(Items from a data source)
---
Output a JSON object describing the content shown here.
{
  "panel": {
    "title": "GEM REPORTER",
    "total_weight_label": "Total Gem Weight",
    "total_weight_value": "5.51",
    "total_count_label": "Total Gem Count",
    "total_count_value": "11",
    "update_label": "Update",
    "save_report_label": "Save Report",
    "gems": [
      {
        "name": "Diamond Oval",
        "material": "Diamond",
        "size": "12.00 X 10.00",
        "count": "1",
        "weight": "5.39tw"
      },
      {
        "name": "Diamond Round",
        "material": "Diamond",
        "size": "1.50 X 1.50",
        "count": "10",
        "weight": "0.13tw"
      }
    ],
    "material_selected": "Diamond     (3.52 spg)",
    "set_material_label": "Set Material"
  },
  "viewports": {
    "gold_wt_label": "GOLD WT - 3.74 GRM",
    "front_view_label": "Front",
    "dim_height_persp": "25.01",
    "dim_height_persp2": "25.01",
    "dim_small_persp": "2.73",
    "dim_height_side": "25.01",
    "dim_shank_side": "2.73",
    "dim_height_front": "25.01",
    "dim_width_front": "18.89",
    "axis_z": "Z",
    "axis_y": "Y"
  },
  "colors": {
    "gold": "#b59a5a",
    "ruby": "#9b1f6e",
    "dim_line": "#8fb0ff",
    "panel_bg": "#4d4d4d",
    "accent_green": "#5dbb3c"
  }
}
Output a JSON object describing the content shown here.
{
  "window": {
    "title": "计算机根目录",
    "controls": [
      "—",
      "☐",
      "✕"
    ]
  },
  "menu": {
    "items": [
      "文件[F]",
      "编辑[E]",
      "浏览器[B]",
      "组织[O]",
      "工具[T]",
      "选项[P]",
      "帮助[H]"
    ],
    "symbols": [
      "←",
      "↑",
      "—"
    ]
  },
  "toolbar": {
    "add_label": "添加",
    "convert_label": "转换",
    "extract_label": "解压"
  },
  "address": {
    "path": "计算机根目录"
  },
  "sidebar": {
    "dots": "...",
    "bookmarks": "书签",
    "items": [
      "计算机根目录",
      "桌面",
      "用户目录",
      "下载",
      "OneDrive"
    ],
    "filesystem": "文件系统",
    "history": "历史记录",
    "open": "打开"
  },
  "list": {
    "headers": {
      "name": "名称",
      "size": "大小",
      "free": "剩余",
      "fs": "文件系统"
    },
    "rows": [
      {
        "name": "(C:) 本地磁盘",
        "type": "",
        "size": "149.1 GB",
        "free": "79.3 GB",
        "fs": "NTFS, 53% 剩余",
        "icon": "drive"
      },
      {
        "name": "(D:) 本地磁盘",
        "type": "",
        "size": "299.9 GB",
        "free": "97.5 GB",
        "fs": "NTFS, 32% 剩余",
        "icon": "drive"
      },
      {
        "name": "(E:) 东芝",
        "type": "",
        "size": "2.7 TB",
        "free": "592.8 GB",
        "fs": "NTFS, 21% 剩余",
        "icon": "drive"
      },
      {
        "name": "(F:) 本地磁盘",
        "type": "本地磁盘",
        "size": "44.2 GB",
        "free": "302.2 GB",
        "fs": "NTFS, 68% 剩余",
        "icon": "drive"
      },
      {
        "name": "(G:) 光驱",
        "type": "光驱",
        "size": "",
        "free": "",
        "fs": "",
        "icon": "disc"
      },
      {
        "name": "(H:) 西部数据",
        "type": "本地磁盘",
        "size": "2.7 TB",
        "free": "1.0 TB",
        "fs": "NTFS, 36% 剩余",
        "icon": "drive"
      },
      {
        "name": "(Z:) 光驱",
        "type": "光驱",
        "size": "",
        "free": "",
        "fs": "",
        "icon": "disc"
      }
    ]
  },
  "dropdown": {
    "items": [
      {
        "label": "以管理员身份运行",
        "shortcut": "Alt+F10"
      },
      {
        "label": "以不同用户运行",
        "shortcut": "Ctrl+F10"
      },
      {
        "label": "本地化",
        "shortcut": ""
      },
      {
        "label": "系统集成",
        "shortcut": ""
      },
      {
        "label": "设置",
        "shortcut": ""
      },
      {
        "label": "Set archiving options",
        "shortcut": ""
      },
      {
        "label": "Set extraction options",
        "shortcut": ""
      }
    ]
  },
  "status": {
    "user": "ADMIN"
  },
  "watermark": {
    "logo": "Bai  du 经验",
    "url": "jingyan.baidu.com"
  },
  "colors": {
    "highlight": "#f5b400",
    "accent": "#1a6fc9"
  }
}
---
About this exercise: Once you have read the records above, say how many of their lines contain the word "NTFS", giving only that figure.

Written solution: 5